David J Phillip

David J Phillip

David J Phillip

Katharine Walker, Senior Reporter

Hang on for a minute...we're trying to find some more stories you might like.


Email This Story






Disaster strikes Southeast Texas as Harvey, a Category 4 hurricane, breaches mainland from the Gulf of Mexico on Friday, August 25. After losing strength and becoming a tropical storm, Harvey idled in the Houston-Victoria area, leaving damage and destruction in its wake.

“I believe this hurricane [was] worse than Katrina,” sophomore Malini Prasad said. “It has already caused flooding, building damage, loss of lives, injuries, and gas shortages.”

Thousands of people near the Texas coast flocked North to escape the overflow of water left in the streets as a result of the storm.

“My whole family on my dad’s side lives on the coast in the Houston-Victoria area,” sophomore Cassidy Wisneski said. “They all evacuated and are at my house right now.”

Building damage occurred due to the surge of water in the streets of Houston. It is estimated that the city’s recovery from the disaster could take more than 10 years and cost over 180 billion dollars. 
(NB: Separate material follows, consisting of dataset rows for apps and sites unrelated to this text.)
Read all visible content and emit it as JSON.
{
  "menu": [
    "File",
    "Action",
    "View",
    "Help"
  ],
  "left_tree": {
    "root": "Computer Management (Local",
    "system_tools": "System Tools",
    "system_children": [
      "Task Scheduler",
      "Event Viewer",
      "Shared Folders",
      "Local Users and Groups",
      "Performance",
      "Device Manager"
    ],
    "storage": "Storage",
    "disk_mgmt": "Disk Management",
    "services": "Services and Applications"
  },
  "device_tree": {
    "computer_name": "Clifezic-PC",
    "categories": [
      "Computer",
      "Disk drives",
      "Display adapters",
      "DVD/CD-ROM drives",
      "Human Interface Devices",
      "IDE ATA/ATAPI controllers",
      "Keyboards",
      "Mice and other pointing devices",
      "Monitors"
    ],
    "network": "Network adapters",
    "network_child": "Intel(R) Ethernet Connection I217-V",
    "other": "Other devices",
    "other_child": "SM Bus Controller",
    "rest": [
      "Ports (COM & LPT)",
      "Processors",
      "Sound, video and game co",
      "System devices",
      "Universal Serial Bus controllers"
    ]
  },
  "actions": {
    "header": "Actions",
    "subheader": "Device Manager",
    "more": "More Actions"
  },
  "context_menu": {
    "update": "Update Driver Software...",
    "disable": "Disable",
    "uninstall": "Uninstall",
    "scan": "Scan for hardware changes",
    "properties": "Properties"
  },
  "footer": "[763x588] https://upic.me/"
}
“[My dad’s family] put sand around their doors so that it would make it harder for water to get in,” Wisneski said. “They also put all their furniture upstairs or in the attic just so it would not get as damaged.”

Many people across the U.S. have compared the Harvey’s casualties to Katrina, the hurricane that devastated the New Orleans area in 2005. While the material damage of Harvey was much more significant, the death toll has remained drastically lower compared to Katrina.

“[This hurricane] has hit a lot of Texas,” Wisneski said. “We are in a better economical state than Louisiana was when Katrina hit, so I think it will be easier for us to get back from it.”

Even before Harvey hit, the storm had received a great deal of media attention from all around the world.

“I moved from California, so a lot of people from there knew I was in Texas,” junior Edenn Park said. “They would text us or message us asking, ‘Are you okay?’ They didn’t know exactly where we were and we would tell them that we were okay, and we were more North from the affected area.”

This isn’t the first time a hurricane has hit Texas in the past decade; in fact, many people affected by Harvey have experienced other life-threatening storms in the past.

“During Ike, I had other family living down there,” Wisneski said. “My uncle got stuck in his house when he lived in Galveston, so we lost him for 48 hours and had to go rescue him.”

Organizations around the world have been contributing to help the people down in the coastal regions of Texas, including schools, churches, and other non-profit managements. Students here can donate to the Harvey Drive box located in the rotunda.

“My family donated to the Red Cross to help out [the people at] Harvey,” Prasad said. “[The storm] didn’t directly affect us, but we still were able to donate to help the people in need.”